AIM OF THE TASK: Every line below that has "notificaciones" in it should be copied.

···

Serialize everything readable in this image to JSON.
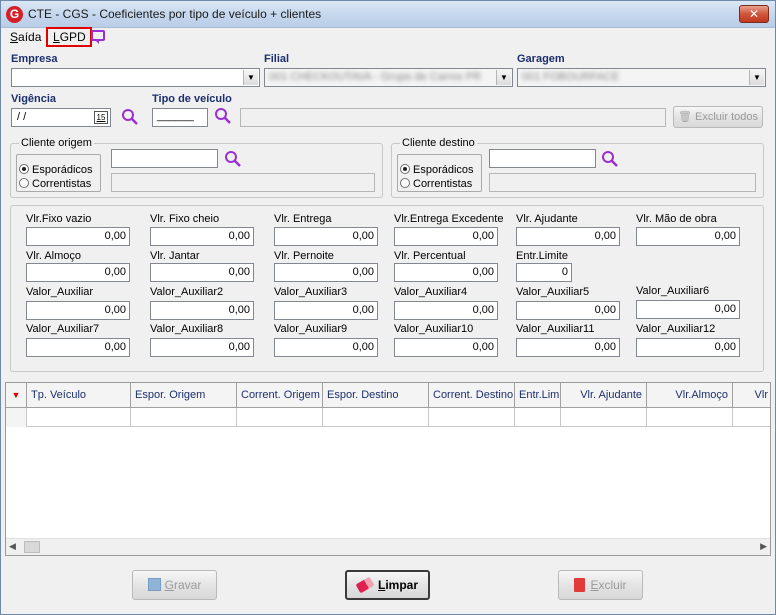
{
  "window": {
    "title": "CTE - CGS - Coeficientes por tipo de veículo + clientes",
    "close": "✕"
  },
  "menu": {
    "saida_first": "S",
    "saida_rest": "aída",
    "lgpd_first": "L",
    "lgpd_rest": "GPD"
  },
  "fields": {
    "empresa_label": "Empresa",
    "empresa_value": "",
    "filial_label": "Filial",
    "filial_value": "001 CHECKOUTAVA - Grupo de Carros PR",
    "garagem_label": "Garagem",
    "garagem_value": "001 FOBOURFACE",
    "vigencia_label": "Vigência",
    "vigencia_value": " /  /",
    "calendar_day": "15",
    "tipo_veiculo_label": "Tipo de veículo",
    "tipo_veiculo_value": "______",
    "excluir_todos": "Excluir todos"
  },
  "cliente_origem": {
    "title": "Cliente origem",
    "opt1": "Esporádicos",
    "opt2": "Correntistas"
  },
  "cliente_destino": {
    "title": "Cliente destino",
    "opt1": "Esporádicos",
    "opt2": "Correntistas"
  },
  "values": {
    "r1": [
      {
        "label": "Vlr.Fixo vazio",
        "value": "0,00"
      },
      {
        "label": "Vlr. Fixo cheio",
        "value": "0,00"
      },
      {
        "label": "Vlr. Entrega",
        "value": "0,00"
      },
      {
        "label": "Vlr.Entrega Excedente",
        "value": "0,00"
      },
      {
        "label": "Vlr. Ajudante",
        "value": "0,00"
      },
      {
        "label": "Vlr. Mão de obra",
        "value": "0,00"
      }
    ],
    "r2": [
      {
        "label": "Vlr. Almoço",
        "value": "0,00"
      },
      {
        "label": "Vlr. Jantar",
        "value": "0,00"
      },
      {
        "label": "Vlr. Pernoite",
        "value": "0,00"
      },
      {
        "label": "Vlr. Percentual",
        "value": "0,00"
      },
      {
        "label": "Entr.Limite",
        "value": "0"
      }
    ],
    "r3": [
      {
        "label": "Valor_Auxiliar",
        "value": "0,00"
      },
      {
        "label": "Valor_Auxiliar2",
        "value": "0,00"
      },
      {
        "label": "Valor_Auxiliar3",
        "value": "0,00"
      },
      {
        "label": "Valor_Auxiliar4",
        "value": "0,00"
      },
      {
        "label": "Valor_Auxiliar5",
        "value": "0,00"
      },
      {
        "label": "Valor_Auxiliar6",
        "value": "0,00"
      }
    ],
    "r4": [
      {
        "label": "Valor_Auxiliar7",
        "value": "0,00"
      },
      {
        "label": "Valor_Auxiliar8",
        "value": "0,00"
      },
      {
        "label": "Valor_Auxiliar9",
        "value": "0,00"
      },
      {
        "label": "Valor_Auxiliar10",
        "value": "0,00"
      },
      {
        "label": "Valor_Auxiliar11",
        "value": "0,00"
      },
      {
        "label": "Valor_Auxiliar12",
        "value": "0,00"
      }
    ]
  },
  "grid": {
    "columns": [
      "Tp. Veículo",
      "Espor. Origem",
      "Corrent. Origem",
      "Espor. Destino",
      "Corrent. Destino",
      "Entr.Lim",
      "Vlr. Ajudante",
      "Vlr.Almoço",
      "Vlr"
    ]
  },
  "buttons": {
    "gravar_first": "G",
    "gravar_rest": "ravar",
    "limpar_first": "L",
    "limpar_rest": "impar",
    "excluir_first": "E",
    "excluir_rest": "xcluir"
  },
  "colors": {
    "accent_label": "#1c2f6e",
    "search_icon": "#9b2fd2",
    "lgpd_highlight": "#e00000"
  }
}
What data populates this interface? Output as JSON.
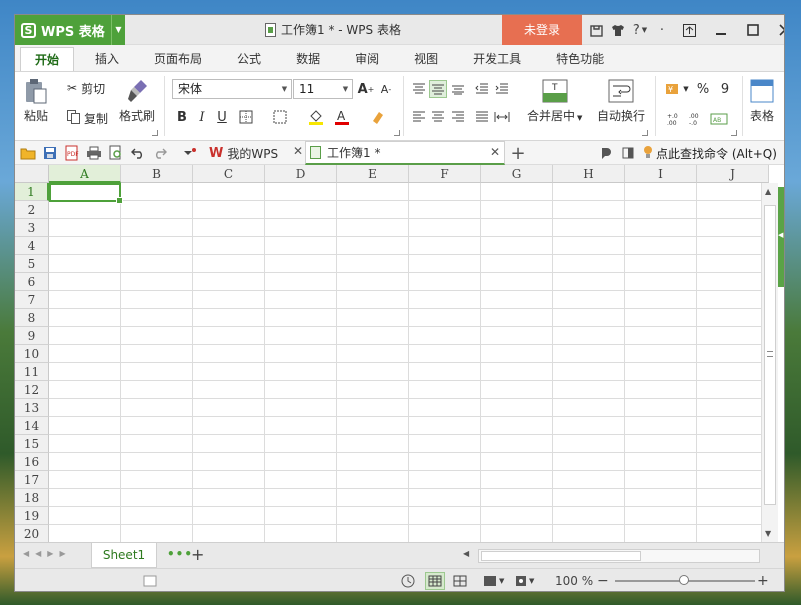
{
  "app": {
    "logo_label": "WPS 表格",
    "document_title": "工作簿1 * - WPS 表格",
    "login_label": "未登录",
    "help_label": "?"
  },
  "ribbon_tabs": [
    "开始",
    "插入",
    "页面布局",
    "公式",
    "数据",
    "审阅",
    "视图",
    "开发工具",
    "特色功能"
  ],
  "ribbon": {
    "paste": "粘贴",
    "cut": "剪切",
    "copy": "复制",
    "format_painter": "格式刷",
    "font_name": "宋体",
    "font_size": "11",
    "bold": "B",
    "italic": "I",
    "underline": "U",
    "merge_center": "合并居中",
    "wrap_text": "自动换行",
    "percent": "%",
    "comma": "9",
    "table_label": "表格"
  },
  "doc_tabs": [
    {
      "label": "我的WPS"
    },
    {
      "label": "工作簿1 *"
    }
  ],
  "search_hint": "点此查找命令 (Alt+Q)",
  "grid": {
    "columns": [
      "A",
      "B",
      "C",
      "D",
      "E",
      "F",
      "G",
      "H",
      "I",
      "J"
    ],
    "rows": [
      "1",
      "2",
      "3",
      "4",
      "5",
      "6",
      "7",
      "8",
      "9",
      "10",
      "11",
      "12",
      "13",
      "14",
      "15",
      "16",
      "17",
      "18",
      "19",
      "20"
    ],
    "active_cell": "A1"
  },
  "sheets": [
    {
      "label": "Sheet1"
    }
  ],
  "status": {
    "zoom": "100 %"
  },
  "colors": {
    "accent": "#4ea13a",
    "login": "#e76f51"
  }
}
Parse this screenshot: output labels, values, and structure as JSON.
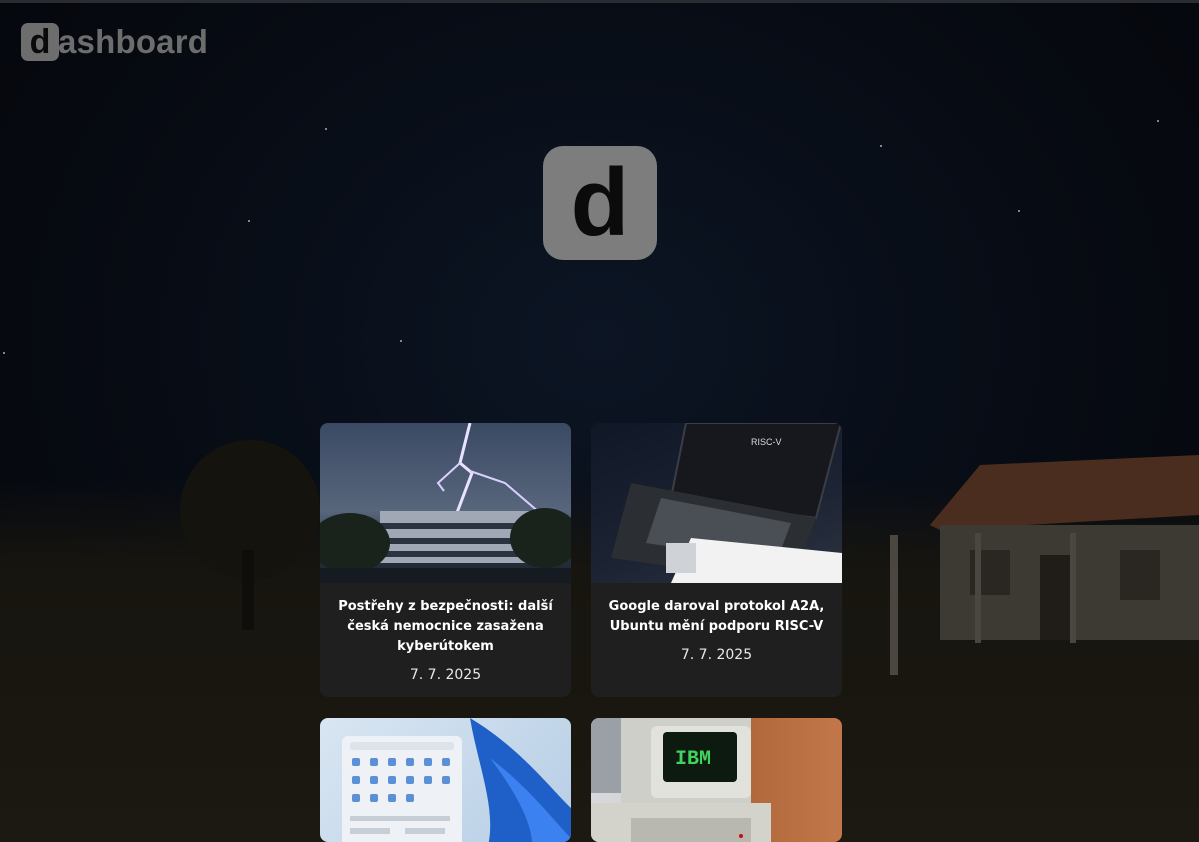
{
  "brand": {
    "initial": "d",
    "rest": "ashboard"
  },
  "logo": {
    "letter": "d"
  },
  "cards": [
    {
      "title": "Postřehy z bezpečnosti: další česká nemocnice zasažena kyberútokem",
      "date": "7. 7. 2025",
      "image": "lightning-over-hospital"
    },
    {
      "title": "Google daroval protokol A2A, Ubuntu mění podporu RISC-V",
      "date": "7. 7. 2025",
      "image": "risc-v-laptop"
    },
    {
      "title": "",
      "date": "",
      "image": "windows-start-menu"
    },
    {
      "title": "",
      "date": "",
      "image": "ibm-pc-monitor"
    }
  ],
  "thumb_labels": {
    "risc": "RISC-V",
    "ibm": "IBM"
  },
  "colors": {
    "background": "#05070c",
    "card": "#1f1f1f",
    "logo": "#7d7d7d"
  }
}
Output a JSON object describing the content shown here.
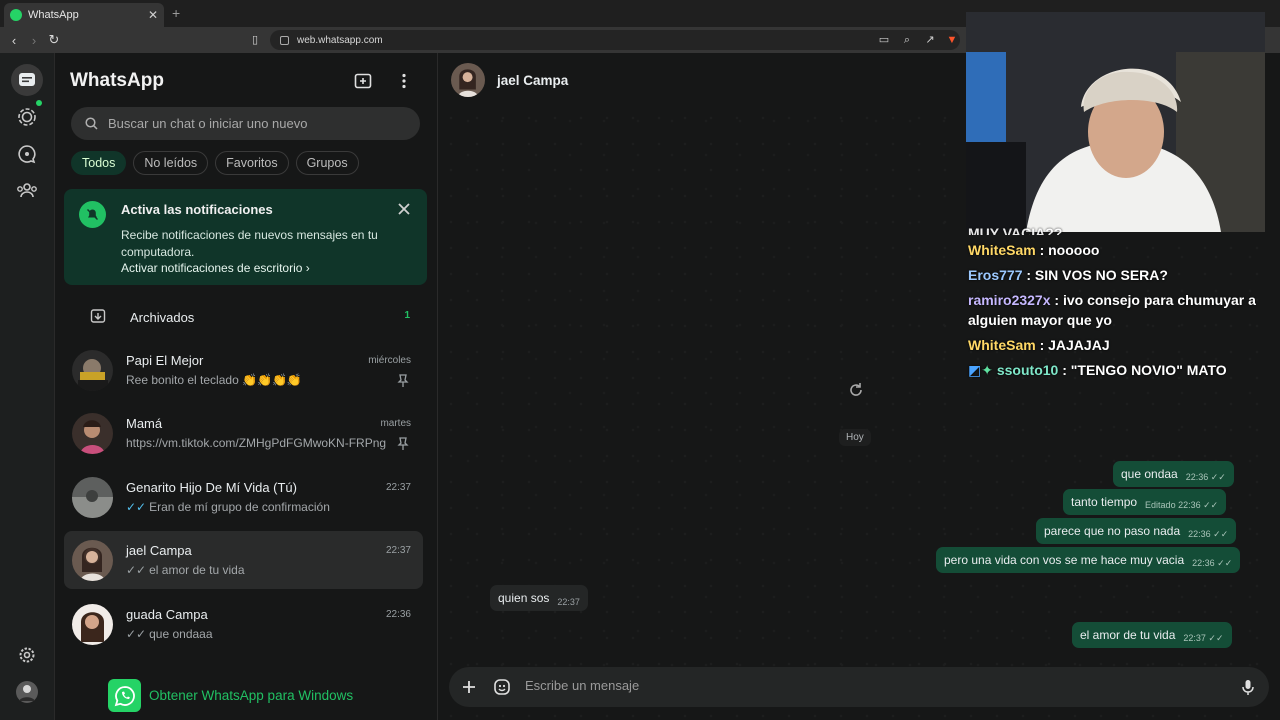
{
  "browser": {
    "tab_title": "WhatsApp",
    "url": "web.whatsapp.com"
  },
  "sidebar": {
    "title": "WhatsApp",
    "search_placeholder": "Buscar un chat o iniciar uno nuevo",
    "filters": [
      "Todos",
      "No leídos",
      "Favoritos",
      "Grupos"
    ],
    "notification": {
      "title": "Activa las notificaciones",
      "body": "Recibe notificaciones de nuevos mensajes en tu computadora.",
      "link": "Activar notificaciones de escritorio"
    },
    "archived": {
      "label": "Archivados",
      "count": "1"
    },
    "chats": [
      {
        "name": "Papi El Mejor",
        "time": "miércoles",
        "preview": "Ree bonito el teclado 👏👏👏👏",
        "pinned": true,
        "ticks": false
      },
      {
        "name": "Mamá",
        "time": "martes",
        "preview": "https://vm.tiktok.com/ZMHgPdFGMwoKN-FRPng/",
        "pinned": true,
        "ticks": false
      },
      {
        "name": "Genarito Hijo De Mí Vida (Tú)",
        "time": "22:37",
        "preview": "Eran de mí grupo de confirmación",
        "pinned": false,
        "ticks": true
      },
      {
        "name": "jael Campa",
        "time": "22:37",
        "preview": "el amor de tu vida",
        "pinned": false,
        "ticks": true
      },
      {
        "name": "guada Campa",
        "time": "22:36",
        "preview": "que ondaaa",
        "pinned": false,
        "ticks": true
      }
    ],
    "get_app": "Obtener WhatsApp para Windows"
  },
  "conversation": {
    "contact_name": "jael Campa",
    "day_label": "Hoy",
    "messages": [
      {
        "dir": "out",
        "text": "que ondaa",
        "meta": "22:36 ✓✓"
      },
      {
        "dir": "out",
        "text": "tanto tiempo",
        "meta": "Editado 22:36 ✓✓"
      },
      {
        "dir": "out",
        "text": "parece que no paso nada",
        "meta": "22:36 ✓✓"
      },
      {
        "dir": "out",
        "text": "pero una vida con vos se me hace muy vacia",
        "meta": "22:36 ✓✓"
      },
      {
        "dir": "in",
        "text": "quien sos",
        "meta": "22:37"
      },
      {
        "dir": "out",
        "text": "el amor de tu vida",
        "meta": "22:37 ✓✓"
      }
    ],
    "composer_placeholder": "Escribe un mensaje"
  },
  "stream_chat": [
    {
      "user": "WhiteSam",
      "text": " : nooooo"
    },
    {
      "user": "Eros777",
      "text": " : SIN VOS NO SERA?"
    },
    {
      "user": "ramiro2327x",
      "text": " : ivo consejo para chumuyar a alguien mayor que yo"
    },
    {
      "user": "WhiteSam",
      "text": " : JAJAJAJ"
    },
    {
      "user": "ssouto10",
      "text": " : \"TENGO NOVIO\" MATO"
    }
  ],
  "stream_chat_partial": "MUY VACIA??",
  "colors": {
    "accent": "#21c063",
    "outgoing_bubble": "#144d37",
    "incoming_bubble": "#242626",
    "panel": "#161717"
  }
}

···

SOLUTION TO THE EXERCISE:
      "title": "Activa las notificaciones",
      "body": "Recibe notificaciones de nuevos mensajes en tu computadora.",
      "link": "Activar notificaciones de escritorio"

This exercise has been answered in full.